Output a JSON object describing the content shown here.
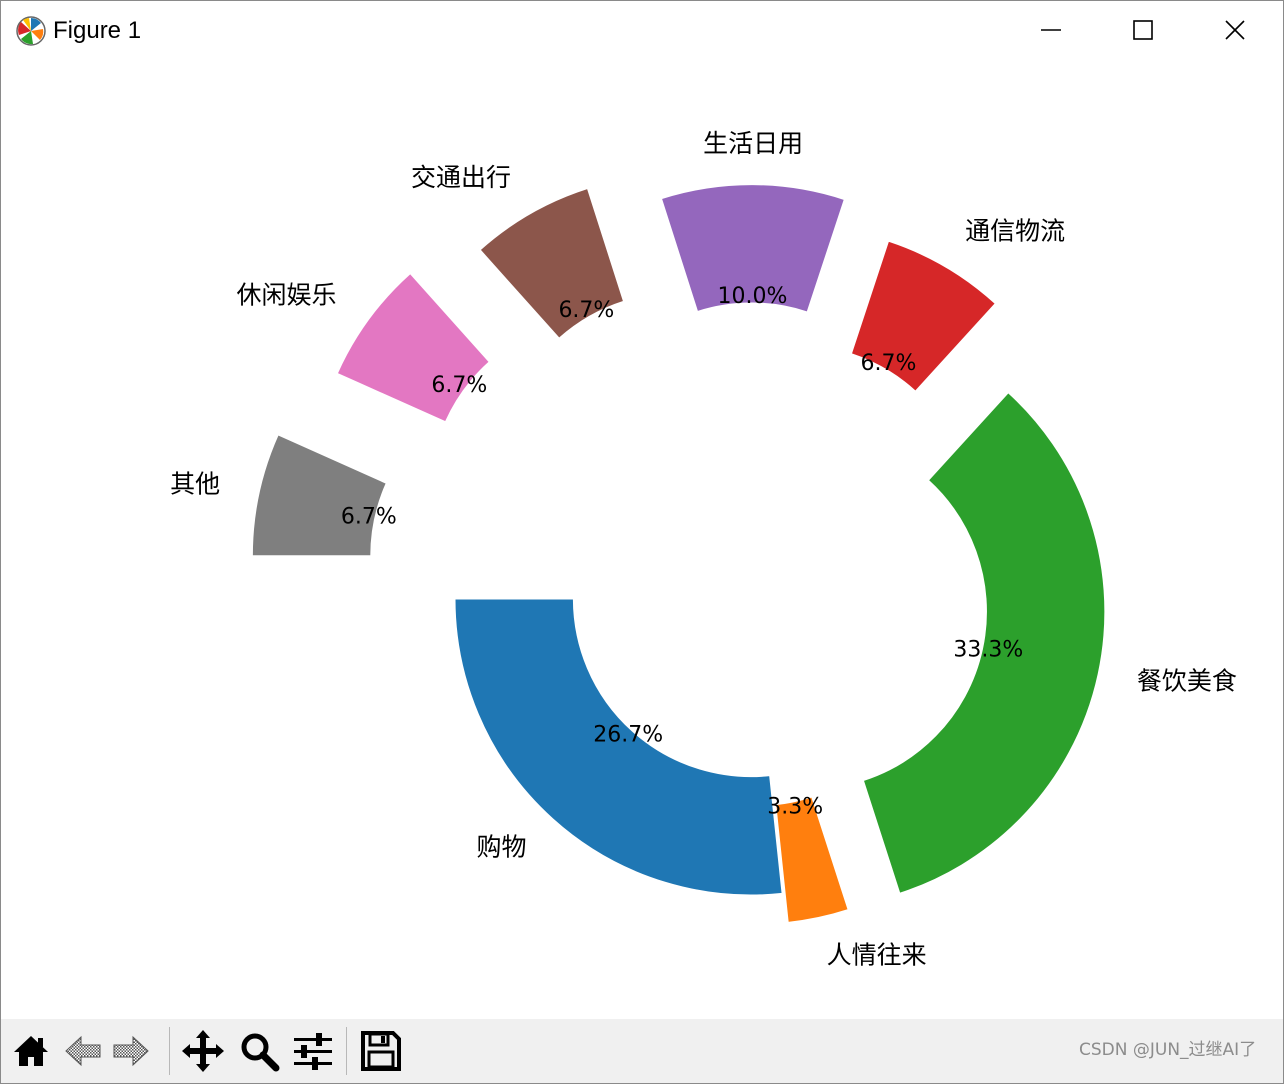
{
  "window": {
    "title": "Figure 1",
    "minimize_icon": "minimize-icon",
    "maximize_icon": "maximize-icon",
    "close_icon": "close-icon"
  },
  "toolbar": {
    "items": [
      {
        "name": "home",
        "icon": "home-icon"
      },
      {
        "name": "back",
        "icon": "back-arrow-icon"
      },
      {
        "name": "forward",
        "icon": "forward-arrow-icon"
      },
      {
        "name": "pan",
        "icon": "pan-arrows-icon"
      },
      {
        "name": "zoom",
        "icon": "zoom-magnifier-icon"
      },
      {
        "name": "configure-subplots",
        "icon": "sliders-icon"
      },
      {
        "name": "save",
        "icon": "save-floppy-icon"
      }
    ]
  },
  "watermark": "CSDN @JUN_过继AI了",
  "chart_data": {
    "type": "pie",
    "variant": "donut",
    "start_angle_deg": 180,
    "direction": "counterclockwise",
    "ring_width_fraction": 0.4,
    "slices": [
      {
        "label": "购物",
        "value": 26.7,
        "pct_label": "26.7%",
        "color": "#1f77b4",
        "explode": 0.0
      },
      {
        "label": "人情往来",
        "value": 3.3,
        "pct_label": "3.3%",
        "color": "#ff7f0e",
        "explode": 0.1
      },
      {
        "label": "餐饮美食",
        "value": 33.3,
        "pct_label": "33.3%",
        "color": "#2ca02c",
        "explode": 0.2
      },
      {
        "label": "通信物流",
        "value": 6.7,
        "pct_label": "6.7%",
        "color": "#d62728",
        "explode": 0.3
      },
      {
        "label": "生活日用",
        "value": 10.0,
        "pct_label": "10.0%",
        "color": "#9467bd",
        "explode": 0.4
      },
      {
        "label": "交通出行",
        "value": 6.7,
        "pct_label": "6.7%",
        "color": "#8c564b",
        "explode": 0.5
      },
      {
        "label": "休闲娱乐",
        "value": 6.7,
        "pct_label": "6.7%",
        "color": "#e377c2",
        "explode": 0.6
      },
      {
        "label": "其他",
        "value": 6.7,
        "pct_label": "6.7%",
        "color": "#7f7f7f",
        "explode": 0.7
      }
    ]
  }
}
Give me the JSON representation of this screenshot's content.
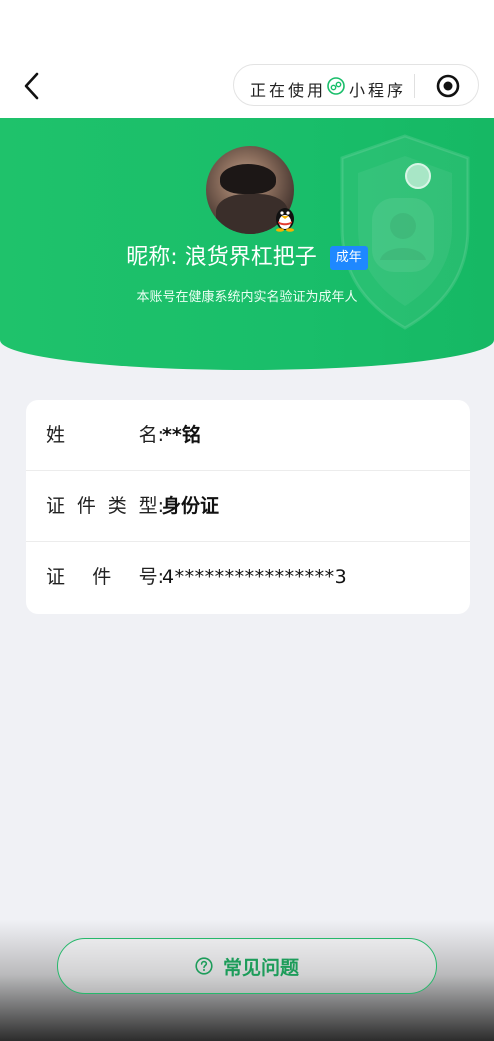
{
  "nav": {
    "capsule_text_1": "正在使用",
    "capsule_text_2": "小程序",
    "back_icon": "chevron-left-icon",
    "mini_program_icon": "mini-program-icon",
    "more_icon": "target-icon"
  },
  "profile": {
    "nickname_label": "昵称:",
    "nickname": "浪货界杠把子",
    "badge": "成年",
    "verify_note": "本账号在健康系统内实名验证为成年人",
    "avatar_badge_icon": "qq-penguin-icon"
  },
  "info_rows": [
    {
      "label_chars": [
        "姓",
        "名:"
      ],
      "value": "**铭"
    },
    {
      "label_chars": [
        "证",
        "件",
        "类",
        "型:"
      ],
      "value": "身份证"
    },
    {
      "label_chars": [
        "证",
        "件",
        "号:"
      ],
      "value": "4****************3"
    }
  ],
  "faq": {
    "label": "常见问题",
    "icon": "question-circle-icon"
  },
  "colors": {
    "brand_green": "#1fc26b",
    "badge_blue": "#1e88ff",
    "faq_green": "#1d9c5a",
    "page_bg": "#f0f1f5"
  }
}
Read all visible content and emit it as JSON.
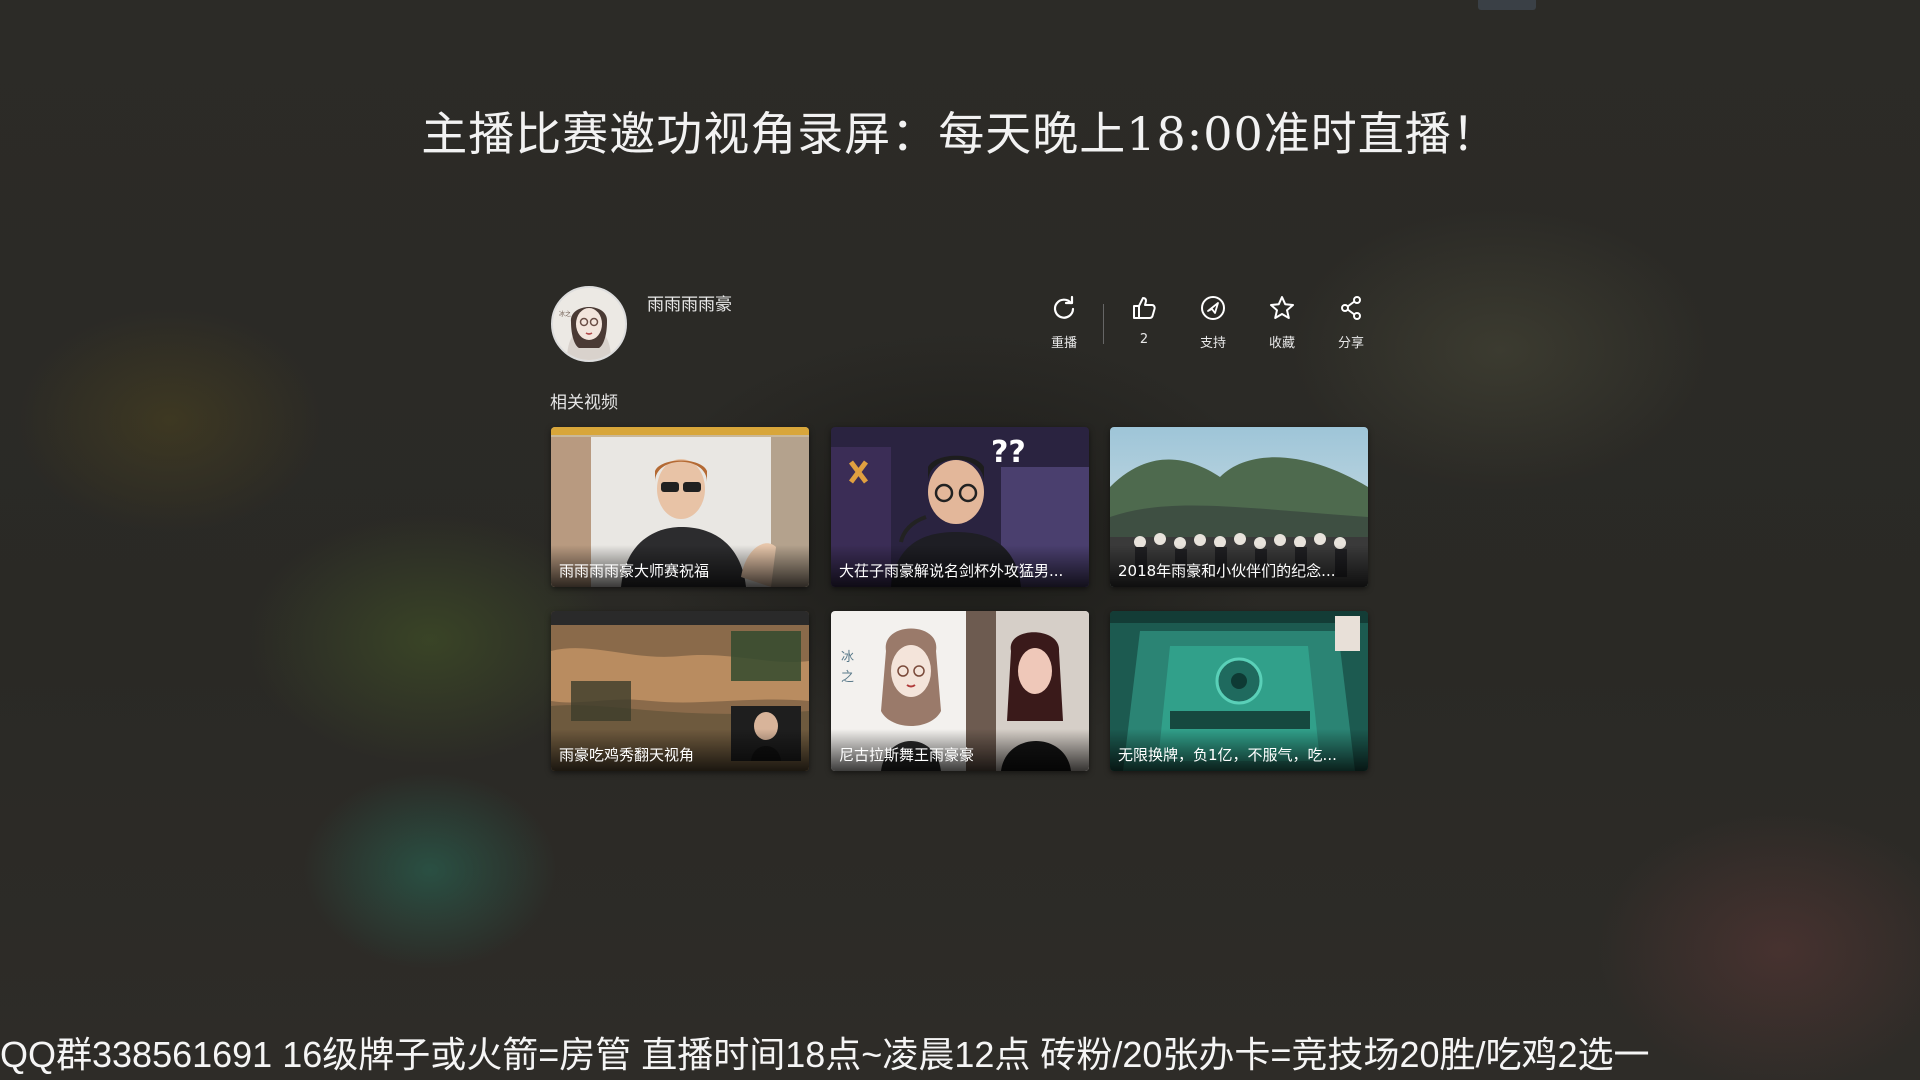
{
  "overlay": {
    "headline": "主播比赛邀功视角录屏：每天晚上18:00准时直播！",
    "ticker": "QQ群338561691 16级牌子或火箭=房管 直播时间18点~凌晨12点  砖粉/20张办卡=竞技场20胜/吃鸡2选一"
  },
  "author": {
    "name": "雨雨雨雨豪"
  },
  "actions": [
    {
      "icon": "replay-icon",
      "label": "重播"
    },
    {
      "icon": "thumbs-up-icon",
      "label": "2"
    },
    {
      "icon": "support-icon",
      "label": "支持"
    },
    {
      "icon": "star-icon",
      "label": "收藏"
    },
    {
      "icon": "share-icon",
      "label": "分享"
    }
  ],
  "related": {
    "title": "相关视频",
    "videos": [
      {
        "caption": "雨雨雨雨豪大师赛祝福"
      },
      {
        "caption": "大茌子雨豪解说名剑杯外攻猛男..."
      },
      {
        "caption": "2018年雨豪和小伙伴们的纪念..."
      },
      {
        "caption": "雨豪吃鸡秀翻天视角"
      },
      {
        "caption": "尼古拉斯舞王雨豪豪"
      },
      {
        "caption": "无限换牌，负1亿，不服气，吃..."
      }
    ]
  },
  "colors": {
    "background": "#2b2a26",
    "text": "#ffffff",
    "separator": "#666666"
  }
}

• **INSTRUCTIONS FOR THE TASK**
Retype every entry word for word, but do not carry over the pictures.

• **ANSWER TO THIS PROBLEM**
Output a JSON object describing the content shown here.
{
  "window": {
    "title": "Figure 1",
    "minimize_icon": "minimize-icon",
    "maximize_icon": "maximize-icon",
    "close_icon": "close-icon"
  },
  "toolbar": {
    "items": [
      {
        "name": "home",
        "icon": "home-icon"
      },
      {
        "name": "back",
        "icon": "back-arrow-icon"
      },
      {
        "name": "forward",
        "icon": "forward-arrow-icon"
      },
      {
        "name": "pan",
        "icon": "pan-arrows-icon"
      },
      {
        "name": "zoom",
        "icon": "zoom-magnifier-icon"
      },
      {
        "name": "configure-subplots",
        "icon": "sliders-icon"
      },
      {
        "name": "save",
        "icon": "save-floppy-icon"
      }
    ]
  },
  "watermark": "CSDN @JUN_过继AI了",
  "chart_data": {
    "type": "pie",
    "variant": "donut",
    "start_angle_deg": 180,
    "direction": "counterclockwise",
    "ring_width_fraction": 0.4,
    "slices": [
      {
        "label": "购物",
        "value": 26.7,
        "pct_label": "26.7%",
        "color": "#1f77b4",
        "explode": 0.0
      },
      {
        "label": "人情往来",
        "value": 3.3,
        "pct_label": "3.3%",
        "color": "#ff7f0e",
        "explode": 0.1
      },
      {
        "label": "餐饮美食",
        "value": 33.3,
        "pct_label": "33.3%",
        "color": "#2ca02c",
        "explode": 0.2
      },
      {
        "label": "通信物流",
        "value": 6.7,
        "pct_label": "6.7%",
        "color": "#d62728",
        "explode": 0.3
      },
      {
        "label": "生活日用",
        "value": 10.0,
        "pct_label": "10.0%",
        "color": "#9467bd",
        "explode": 0.4
      },
      {
        "label": "交通出行",
        "value": 6.7,
        "pct_label": "6.7%",
        "color": "#8c564b",
        "explode": 0.5
      },
      {
        "label": "休闲娱乐",
        "value": 6.7,
        "pct_label": "6.7%",
        "color": "#e377c2",
        "explode": 0.6
      },
      {
        "label": "其他",
        "value": 6.7,
        "pct_label": "6.7%",
        "color": "#7f7f7f",
        "explode": 0.7
      }
    ]
  }
}
Give me the JSON representation of this screenshot's content.
{
  "nav": {
    "capsule_text_1": "正在使用",
    "capsule_text_2": "小程序",
    "back_icon": "chevron-left-icon",
    "mini_program_icon": "mini-program-icon",
    "more_icon": "target-icon"
  },
  "profile": {
    "nickname_label": "昵称:",
    "nickname": "浪货界杠把子",
    "badge": "成年",
    "verify_note": "本账号在健康系统内实名验证为成年人",
    "avatar_badge_icon": "qq-penguin-icon"
  },
  "info_rows": [
    {
      "label_chars": [
        "姓",
        "名:"
      ],
      "value": "**铭"
    },
    {
      "label_chars": [
        "证",
        "件",
        "类",
        "型:"
      ],
      "value": "身份证"
    },
    {
      "label_chars": [
        "证",
        "件",
        "号:"
      ],
      "value": "4****************3"
    }
  ],
  "faq": {
    "label": "常见问题",
    "icon": "question-circle-icon"
  },
  "colors": {
    "brand_green": "#1fc26b",
    "badge_blue": "#1e88ff",
    "faq_green": "#1d9c5a",
    "page_bg": "#f0f1f5"
  }
}
Read all visible content and emit it as JSON.
{
  "overlay": {
    "headline": "主播比赛邀功视角录屏：每天晚上18:00准时直播！",
    "ticker": "QQ群338561691 16级牌子或火箭=房管 直播时间18点~凌晨12点  砖粉/20张办卡=竞技场20胜/吃鸡2选一"
  },
  "author": {
    "name": "雨雨雨雨豪"
  },
  "actions": [
    {
      "icon": "replay-icon",
      "label": "重播"
    },
    {
      "icon": "thumbs-up-icon",
      "label": "2"
    },
    {
      "icon": "support-icon",
      "label": "支持"
    },
    {
      "icon": "star-icon",
      "label": "收藏"
    },
    {
      "icon": "share-icon",
      "label": "分享"
    }
  ],
  "related": {
    "title": "相关视频",
    "videos": [
      {
        "caption": "雨雨雨雨豪大师赛祝福"
      },
      {
        "caption": "大茌子雨豪解说名剑杯外攻猛男..."
      },
      {
        "caption": "2018年雨豪和小伙伴们的纪念..."
      },
      {
        "caption": "雨豪吃鸡秀翻天视角"
      },
      {
        "caption": "尼古拉斯舞王雨豪豪"
      },
      {
        "caption": "无限换牌，负1亿，不服气，吃..."
      }
    ]
  },
  "colors": {
    "background": "#2b2a26",
    "text": "#ffffff",
    "separator": "#666666"
  }
}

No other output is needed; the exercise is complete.